▸ **Assignment**:
Copy out each line containing "usage" from the entries below.
Material supplied Start Marker
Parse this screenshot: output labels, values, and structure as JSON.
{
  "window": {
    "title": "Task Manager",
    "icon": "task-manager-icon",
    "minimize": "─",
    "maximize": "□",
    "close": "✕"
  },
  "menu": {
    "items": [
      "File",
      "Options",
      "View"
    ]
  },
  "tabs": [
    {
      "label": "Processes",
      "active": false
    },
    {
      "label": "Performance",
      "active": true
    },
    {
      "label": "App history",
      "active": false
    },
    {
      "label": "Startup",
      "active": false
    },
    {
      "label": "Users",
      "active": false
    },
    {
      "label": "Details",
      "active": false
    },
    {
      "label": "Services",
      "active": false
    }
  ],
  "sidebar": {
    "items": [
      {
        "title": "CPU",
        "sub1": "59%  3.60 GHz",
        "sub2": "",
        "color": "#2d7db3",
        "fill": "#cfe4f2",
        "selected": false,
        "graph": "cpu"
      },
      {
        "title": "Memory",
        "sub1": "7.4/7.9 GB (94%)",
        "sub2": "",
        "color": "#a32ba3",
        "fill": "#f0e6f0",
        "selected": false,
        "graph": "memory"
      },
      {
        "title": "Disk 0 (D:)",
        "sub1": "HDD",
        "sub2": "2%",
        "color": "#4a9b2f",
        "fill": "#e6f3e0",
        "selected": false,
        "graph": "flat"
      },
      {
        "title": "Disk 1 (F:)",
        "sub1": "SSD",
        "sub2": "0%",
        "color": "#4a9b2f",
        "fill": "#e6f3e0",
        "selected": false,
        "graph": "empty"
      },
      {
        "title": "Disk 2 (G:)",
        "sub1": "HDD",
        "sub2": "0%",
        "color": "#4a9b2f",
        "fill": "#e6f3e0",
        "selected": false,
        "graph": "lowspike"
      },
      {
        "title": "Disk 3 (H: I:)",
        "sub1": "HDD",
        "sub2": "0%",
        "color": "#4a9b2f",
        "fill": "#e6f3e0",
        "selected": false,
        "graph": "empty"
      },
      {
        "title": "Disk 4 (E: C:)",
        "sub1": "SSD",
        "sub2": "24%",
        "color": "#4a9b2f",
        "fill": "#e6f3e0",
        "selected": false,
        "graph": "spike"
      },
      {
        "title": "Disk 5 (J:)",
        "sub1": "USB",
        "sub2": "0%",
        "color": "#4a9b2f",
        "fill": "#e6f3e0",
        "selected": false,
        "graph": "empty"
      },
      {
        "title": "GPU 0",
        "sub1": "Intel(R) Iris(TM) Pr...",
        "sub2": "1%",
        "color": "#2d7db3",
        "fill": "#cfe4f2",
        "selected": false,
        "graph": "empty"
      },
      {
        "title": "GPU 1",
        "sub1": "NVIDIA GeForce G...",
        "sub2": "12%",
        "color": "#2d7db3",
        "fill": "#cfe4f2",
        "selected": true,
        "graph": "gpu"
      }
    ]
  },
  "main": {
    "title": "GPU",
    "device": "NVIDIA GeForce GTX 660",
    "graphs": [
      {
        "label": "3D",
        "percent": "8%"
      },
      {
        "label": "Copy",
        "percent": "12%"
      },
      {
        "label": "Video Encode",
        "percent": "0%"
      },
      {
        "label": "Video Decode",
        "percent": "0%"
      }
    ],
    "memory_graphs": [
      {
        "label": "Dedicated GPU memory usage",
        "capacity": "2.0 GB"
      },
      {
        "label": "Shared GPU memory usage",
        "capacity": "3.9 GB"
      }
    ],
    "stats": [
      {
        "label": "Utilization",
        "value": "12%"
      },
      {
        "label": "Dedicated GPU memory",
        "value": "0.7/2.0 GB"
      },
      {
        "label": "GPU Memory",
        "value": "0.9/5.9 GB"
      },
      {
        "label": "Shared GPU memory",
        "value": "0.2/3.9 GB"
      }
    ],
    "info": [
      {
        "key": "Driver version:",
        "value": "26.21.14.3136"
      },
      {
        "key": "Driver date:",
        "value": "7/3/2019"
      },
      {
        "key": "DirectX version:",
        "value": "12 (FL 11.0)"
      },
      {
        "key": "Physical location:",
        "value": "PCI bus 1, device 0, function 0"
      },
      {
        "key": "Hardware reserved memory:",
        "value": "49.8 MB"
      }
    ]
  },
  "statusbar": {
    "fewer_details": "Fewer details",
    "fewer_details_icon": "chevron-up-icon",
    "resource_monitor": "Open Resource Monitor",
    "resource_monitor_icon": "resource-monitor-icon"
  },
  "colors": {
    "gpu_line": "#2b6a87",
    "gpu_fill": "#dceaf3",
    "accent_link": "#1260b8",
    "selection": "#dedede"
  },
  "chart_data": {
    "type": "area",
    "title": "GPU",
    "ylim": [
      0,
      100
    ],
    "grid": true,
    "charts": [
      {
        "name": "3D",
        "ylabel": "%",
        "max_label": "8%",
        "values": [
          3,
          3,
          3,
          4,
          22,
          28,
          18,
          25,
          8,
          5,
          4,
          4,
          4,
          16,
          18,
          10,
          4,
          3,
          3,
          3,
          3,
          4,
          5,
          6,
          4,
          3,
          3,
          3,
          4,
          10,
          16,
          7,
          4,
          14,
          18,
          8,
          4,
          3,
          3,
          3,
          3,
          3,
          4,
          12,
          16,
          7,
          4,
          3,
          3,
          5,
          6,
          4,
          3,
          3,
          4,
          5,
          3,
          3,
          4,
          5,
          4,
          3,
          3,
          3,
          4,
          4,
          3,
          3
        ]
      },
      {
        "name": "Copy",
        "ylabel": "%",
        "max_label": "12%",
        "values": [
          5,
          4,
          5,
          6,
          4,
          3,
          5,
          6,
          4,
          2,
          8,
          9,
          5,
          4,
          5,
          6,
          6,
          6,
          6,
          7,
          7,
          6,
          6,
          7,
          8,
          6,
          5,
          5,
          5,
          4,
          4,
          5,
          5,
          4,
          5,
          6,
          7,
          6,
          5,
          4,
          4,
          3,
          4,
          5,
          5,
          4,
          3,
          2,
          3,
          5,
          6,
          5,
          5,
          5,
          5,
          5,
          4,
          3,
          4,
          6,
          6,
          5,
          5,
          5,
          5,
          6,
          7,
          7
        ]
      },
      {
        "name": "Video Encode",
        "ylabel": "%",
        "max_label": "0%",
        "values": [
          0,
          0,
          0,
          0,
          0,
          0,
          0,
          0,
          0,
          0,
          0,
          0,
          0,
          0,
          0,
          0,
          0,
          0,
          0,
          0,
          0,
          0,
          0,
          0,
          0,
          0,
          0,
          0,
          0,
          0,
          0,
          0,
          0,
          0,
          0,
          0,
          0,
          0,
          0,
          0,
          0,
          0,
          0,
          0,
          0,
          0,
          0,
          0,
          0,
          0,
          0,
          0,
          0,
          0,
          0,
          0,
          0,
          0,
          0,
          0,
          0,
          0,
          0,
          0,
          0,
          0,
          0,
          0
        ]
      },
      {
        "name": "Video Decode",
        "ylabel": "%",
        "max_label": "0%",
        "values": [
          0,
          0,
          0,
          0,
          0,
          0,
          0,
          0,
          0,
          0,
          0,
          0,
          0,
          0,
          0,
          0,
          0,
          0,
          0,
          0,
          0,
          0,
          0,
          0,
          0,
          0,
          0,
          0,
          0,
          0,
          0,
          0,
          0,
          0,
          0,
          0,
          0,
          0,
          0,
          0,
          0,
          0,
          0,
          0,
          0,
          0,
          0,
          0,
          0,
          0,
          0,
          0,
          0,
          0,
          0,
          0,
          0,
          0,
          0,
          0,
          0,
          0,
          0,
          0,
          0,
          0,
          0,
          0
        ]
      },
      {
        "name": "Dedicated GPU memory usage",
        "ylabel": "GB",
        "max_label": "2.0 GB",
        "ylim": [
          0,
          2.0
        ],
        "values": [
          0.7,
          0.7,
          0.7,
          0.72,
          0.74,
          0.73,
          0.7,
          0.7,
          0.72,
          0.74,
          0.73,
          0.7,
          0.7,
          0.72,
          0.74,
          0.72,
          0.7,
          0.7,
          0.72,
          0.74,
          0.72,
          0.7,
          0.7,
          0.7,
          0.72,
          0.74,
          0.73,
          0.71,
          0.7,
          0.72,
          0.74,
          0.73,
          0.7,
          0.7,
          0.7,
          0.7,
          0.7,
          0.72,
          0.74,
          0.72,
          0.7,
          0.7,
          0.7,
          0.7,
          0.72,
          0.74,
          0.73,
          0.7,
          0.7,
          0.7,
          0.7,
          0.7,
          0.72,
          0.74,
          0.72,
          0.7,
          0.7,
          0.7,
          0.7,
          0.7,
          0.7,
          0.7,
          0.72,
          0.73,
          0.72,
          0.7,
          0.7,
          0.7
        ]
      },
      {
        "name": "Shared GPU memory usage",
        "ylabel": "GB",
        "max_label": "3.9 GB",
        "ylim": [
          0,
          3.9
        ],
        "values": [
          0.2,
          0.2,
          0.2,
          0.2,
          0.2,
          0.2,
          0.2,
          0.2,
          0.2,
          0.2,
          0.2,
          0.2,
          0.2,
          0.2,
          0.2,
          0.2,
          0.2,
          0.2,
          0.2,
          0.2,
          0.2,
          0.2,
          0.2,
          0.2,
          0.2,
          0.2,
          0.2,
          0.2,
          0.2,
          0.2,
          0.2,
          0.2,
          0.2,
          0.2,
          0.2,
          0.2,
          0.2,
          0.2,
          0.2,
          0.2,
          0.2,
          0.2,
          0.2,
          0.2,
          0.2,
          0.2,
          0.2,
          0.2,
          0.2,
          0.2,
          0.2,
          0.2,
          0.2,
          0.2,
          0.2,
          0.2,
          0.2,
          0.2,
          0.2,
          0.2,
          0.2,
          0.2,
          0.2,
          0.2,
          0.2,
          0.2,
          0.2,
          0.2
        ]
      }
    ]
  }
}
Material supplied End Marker
▸ **Answer below**:
        "label": "Dedicated GPU memory usage",
        "label": "Shared GPU memory usage",
        "name": "Dedicated GPU memory usage",
        "name": "Shared GPU memory usage",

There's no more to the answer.